⦁ In organizations with gender parity, forces other than gender bias influence how people form networks.
⦁ Important drivers help women build more effective, “boundary-spanning“ networks.
⦁ “Efficient collaborations” challenge beliefs.
⦁ The bonds women form sustain longer than the bondsmen form; women’s relationships turn out to be “stickier.”
⦁ Successful people’s most important “network driver” is their ability to motivate and energize other people.
In organizations with gender parity, forces other than gender bias influence how people form networks.
Organizational networks are traditionally the main mechanism men use for career success. Women are often shut out of these coalitions. This may be one manifestation of “implicit bias,” the kind of unconscious stereotypes that cause people to prefer to connect with those who look most like them.
Fortune 500 companies spend more than $4 billion in implicit bias training, but studies show that companies that mandate diversity training end up less diverse. In firms with roughly equal numbers of men and women, other influences matter more than gender. People form relationships based on similarities and – if they’re in the minority – they tend to cluster by gender. When people who work together get to know one another, the basis for their affinity changes: They grow into having a shared viewpoint.
Important drivers help women build more effective, “boundary-spanning” networks.
The number of people in your network doesn’t matter as much as its “structural diversity.” While leaders often have close-knit networks, those whose networks span boundaries of the company, gender, field, and other differences are more successful. Consider five kinds of connection:
⦁ “Emergence/creativity” – These contacts facilitate the cross-pollination of ideas and build bridges across silos.
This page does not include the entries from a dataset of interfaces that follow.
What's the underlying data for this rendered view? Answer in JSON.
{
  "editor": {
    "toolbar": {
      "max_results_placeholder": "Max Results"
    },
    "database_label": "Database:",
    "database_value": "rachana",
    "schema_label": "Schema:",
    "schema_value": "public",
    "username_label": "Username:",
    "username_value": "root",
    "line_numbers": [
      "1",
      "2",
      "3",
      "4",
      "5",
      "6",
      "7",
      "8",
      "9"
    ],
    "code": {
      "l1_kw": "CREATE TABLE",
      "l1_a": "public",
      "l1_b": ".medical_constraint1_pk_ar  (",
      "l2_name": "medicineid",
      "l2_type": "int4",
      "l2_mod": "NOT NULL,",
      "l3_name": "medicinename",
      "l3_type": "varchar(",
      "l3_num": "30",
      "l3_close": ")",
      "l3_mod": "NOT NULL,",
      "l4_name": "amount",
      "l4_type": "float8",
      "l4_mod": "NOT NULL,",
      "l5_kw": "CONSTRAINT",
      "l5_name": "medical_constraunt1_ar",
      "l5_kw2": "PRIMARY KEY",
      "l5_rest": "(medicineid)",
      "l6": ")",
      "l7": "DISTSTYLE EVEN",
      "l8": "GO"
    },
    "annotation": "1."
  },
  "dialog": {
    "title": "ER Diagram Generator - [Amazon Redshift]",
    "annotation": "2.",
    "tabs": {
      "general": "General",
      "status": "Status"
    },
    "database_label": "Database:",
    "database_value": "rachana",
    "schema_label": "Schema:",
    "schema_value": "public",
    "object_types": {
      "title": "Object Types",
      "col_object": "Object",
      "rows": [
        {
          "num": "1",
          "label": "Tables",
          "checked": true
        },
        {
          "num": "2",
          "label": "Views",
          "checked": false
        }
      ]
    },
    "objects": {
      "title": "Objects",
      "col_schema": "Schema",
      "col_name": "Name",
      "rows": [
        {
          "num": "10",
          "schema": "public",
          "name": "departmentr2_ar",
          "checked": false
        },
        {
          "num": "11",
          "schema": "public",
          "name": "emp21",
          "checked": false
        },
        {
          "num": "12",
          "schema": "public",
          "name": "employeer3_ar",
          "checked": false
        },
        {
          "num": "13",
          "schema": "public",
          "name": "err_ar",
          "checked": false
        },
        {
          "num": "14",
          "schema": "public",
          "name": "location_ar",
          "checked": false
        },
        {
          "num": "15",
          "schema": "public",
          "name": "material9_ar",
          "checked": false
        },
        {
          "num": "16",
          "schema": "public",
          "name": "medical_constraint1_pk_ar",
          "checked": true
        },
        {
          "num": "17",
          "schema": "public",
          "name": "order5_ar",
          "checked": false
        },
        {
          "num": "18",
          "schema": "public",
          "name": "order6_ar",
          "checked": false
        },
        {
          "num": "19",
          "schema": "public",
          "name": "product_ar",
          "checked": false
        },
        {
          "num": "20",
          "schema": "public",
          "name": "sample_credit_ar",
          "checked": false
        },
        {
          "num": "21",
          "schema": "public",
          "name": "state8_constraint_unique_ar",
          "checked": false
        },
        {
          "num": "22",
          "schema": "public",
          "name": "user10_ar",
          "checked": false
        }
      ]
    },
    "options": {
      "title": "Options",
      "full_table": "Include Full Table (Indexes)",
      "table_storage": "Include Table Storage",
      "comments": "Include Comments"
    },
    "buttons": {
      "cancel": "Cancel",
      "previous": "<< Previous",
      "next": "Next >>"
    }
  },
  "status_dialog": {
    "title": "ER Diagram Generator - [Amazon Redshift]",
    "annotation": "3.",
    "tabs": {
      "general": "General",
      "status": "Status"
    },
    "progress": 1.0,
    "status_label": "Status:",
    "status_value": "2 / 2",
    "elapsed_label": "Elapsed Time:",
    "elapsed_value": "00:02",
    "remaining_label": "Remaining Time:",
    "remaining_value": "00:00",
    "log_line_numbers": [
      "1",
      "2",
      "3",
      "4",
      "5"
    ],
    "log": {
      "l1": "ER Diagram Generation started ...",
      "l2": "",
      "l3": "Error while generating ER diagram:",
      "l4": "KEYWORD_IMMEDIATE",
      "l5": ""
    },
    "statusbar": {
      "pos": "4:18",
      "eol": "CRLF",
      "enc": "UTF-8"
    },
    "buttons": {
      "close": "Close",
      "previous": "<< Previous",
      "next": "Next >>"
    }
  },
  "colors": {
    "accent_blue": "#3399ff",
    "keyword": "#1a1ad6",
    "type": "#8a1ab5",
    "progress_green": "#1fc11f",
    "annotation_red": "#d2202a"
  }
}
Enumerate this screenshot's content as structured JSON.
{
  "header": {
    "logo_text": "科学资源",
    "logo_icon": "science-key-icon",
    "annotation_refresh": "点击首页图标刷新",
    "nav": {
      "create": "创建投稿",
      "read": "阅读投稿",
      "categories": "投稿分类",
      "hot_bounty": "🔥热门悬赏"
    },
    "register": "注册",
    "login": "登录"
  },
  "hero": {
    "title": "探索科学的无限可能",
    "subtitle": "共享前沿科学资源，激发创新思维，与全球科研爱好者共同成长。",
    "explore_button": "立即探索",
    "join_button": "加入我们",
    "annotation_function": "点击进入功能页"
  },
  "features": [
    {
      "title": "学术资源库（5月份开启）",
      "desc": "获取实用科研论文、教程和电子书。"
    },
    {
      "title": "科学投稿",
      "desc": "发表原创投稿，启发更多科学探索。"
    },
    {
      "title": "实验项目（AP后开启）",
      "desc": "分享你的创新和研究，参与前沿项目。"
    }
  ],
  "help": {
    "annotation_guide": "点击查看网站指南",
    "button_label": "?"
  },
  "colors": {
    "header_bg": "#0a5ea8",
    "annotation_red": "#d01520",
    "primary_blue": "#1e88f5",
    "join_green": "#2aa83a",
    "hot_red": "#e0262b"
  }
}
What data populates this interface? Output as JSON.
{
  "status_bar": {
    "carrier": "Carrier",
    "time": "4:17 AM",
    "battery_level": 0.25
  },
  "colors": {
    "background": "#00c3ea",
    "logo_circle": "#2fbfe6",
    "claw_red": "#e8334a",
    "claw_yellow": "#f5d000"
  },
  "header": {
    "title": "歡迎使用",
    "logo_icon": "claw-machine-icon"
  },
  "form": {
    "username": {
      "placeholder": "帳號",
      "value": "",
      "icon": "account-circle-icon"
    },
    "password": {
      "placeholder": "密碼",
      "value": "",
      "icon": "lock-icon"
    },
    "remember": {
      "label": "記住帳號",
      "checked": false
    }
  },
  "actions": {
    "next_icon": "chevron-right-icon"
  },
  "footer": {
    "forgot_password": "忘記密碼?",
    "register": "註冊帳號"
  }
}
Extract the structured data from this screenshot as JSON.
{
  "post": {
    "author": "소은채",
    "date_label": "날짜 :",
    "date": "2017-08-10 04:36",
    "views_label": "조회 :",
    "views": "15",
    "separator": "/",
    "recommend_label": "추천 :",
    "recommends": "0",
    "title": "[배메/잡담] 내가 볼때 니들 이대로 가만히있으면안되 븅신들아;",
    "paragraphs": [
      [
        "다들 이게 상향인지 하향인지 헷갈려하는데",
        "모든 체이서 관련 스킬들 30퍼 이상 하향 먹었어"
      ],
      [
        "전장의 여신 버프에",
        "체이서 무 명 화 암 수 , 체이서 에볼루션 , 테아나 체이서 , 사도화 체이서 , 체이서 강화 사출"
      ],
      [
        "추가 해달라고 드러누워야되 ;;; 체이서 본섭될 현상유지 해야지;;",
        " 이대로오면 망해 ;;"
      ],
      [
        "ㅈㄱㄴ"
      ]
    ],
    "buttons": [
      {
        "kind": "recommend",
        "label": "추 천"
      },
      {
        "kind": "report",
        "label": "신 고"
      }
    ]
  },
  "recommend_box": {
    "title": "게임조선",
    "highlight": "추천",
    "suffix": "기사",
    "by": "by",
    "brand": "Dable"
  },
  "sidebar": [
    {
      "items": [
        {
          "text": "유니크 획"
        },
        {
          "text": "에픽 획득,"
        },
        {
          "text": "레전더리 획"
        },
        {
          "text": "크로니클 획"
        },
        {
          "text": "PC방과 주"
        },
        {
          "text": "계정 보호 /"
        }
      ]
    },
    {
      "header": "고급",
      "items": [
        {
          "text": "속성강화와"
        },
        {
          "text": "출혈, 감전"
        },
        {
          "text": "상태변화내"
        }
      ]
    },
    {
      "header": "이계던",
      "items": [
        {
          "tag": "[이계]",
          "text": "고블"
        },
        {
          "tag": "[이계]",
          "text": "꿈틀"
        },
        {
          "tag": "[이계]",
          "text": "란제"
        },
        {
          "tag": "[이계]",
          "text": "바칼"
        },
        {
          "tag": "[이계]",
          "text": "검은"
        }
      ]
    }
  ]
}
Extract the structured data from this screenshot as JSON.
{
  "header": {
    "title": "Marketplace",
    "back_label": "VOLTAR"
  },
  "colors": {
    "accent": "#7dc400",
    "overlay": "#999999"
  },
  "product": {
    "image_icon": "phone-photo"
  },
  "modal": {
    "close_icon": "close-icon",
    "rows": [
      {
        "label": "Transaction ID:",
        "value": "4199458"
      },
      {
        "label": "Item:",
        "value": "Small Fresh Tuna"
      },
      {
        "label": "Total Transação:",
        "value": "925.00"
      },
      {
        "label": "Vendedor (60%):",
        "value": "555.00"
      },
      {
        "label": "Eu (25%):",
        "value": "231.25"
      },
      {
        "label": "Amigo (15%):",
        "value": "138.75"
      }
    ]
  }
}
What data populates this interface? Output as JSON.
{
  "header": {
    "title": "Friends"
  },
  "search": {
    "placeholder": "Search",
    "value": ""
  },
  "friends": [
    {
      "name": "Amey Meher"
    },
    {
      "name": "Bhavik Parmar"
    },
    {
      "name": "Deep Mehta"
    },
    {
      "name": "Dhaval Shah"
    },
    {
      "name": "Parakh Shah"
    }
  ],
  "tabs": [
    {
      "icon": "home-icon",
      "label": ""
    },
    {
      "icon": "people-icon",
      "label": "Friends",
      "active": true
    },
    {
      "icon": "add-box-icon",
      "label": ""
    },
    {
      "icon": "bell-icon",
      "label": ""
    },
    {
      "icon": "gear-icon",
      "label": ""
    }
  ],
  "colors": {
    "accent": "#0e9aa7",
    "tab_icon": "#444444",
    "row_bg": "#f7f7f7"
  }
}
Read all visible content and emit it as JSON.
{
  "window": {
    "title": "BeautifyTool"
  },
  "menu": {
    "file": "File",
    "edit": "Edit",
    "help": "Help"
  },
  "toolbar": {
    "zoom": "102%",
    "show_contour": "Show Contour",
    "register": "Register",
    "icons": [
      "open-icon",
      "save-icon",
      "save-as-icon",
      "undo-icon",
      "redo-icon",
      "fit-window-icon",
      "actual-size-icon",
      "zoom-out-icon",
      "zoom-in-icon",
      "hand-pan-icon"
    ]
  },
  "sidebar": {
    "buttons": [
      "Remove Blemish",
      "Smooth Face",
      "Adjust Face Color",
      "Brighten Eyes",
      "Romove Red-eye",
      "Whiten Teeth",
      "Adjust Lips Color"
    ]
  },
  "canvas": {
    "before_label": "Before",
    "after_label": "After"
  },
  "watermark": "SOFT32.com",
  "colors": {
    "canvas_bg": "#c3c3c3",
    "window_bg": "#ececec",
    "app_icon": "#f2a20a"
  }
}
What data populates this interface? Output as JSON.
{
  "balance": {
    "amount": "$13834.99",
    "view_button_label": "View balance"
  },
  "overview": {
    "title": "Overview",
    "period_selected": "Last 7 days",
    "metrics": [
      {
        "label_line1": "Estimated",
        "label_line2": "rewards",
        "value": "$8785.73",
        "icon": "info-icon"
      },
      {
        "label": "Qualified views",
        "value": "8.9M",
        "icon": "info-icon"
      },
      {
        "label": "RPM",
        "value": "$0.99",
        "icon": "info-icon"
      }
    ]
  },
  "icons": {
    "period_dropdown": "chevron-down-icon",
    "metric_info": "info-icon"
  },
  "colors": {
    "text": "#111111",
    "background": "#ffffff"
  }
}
⦁ “Depth/best practice” – These contacts put you in touch with people with expertise in your field across geography, company, or other boundaries.
⦁ “Professional growth” – These contacts are mentors who help you fill the gaps in your expertise.
⦁ “Vertical ties” – These contacts are sponsors who have a positive impact on your career trajectory. Generally, sponsors who are two or more steps higher in the organization initiate these arrangements to promote talent.
⦁ “Sensemaking/landscape” – These contacts help you reach across the gaps between people and various stakeholders.
Consider your projects over the next six months. What network contacts will you need to develop?
“Efficient collaborations” challenge beliefs.
Women are more comfortable with ambiguity than men are, and they don’t use networks to reinforce their beliefs. Women are less likely to pursue excessive collaboration to gain recognition, and they tend to create less additional work or unnecessary stress. Yet, men are more comfortable saying no to time requests than women, perhaps because colleagues penalize women more than men for not fulfilling such a request. Women can better manage these collegial demands by being transparent about their time conflicts and imposing a structure – terms of time, priorities, and roles – on collaborations.
“Women also are more susceptible to performance degradation from switching costs – moving from one cognitive task to another. This is a subtle but very important way that collaborative overload hurts performance.”
Women should not over-prepare for meetings but should realize that efficiently running a meeting requires focusing teams on their desired outcomes. To “pull rather than push” successful collaborations, women must provide a vision of collective success, mutual purpose, and shared ownership of results. Women tend to spend less time daily reflecting on their schedule and their work than men do. They should make room for this “higher-level thinking.”
The bonds women form last longer than the bondsmen form; women’s relationships turn out to be “stickier.”
In general, due to their longer-lasting, more sticky relationships, women may face more collaborative demands. Women exceed at “external” relationships that they maintain over various career moves. Thus, they reinforce the “boundary-spanning” benefits of their network to access potential job or sales opportunities. Men’s relationships tend to be more “instrumental,” and they share fewer intimacies.
Network “churn” is healthy; people with effective networks continuously build new ties and let others go. The most successful people “refine” their networks over time, especially during periods of transition.
“By taking part in events hosted by other companies – and by inviting their network to participate in their own companies’ events – successful women build their organizations’ expertise and brand along with their own.”
Bring people into your network who reflect new perspectives or add expertise for your current projects. Maintain your connection with trusted advisers. Your established relationships are great for personal support and truthful feedback. Your network relationships should support your professional aspirations.
Successful people’s most important “network driver” is their ability to motivate and energize other people.
People naturally respond positively to “energizers,” those who encourage new ideas instead of devaluing or belittling them. Energizers’ engagement brings opportunities, talent, and ideas to their network.
“The real magic comes from what they bring out in others. Energizers attract other high performers, have lower attrition rates and higher engagement scores…”
Research shows that people identify women as the energizers in their networks more often than men. While women most value the “benevolence-based trust” they feel with an energizer, men value “competence-based trust” more. Build your reputation for competence and avoid disparaging your accomplishments. People need to trust both your competence and your benevolence. When you’re a good listener, people see you in particular as someone who has their best interests in mind. Such trust matters in maintaining such network relationships.
Get to know people beyond the task at hand. Even if you don’t have a lot of time, be fully present with others when you are together. Follow through on your commitments. Maintain a positive outlook. Use humor to navigate tense situations. Help people see fresh opportunities and new ideas.
About the Authors
Connected Commons pioneers research into the impact and importance of organizational networks. Inga Carboni is an associate professor in Organizational Behavior at the College of William & Mary. Rob Cross is Chief Research Scientist for Connected Commons and the Edward A. Madden Professor of Global Business at Babson College. Aaron Page is a research associate at the University of Exeter Business School, where professor Andrew Parker directs the Exeter Centre for Social Networks.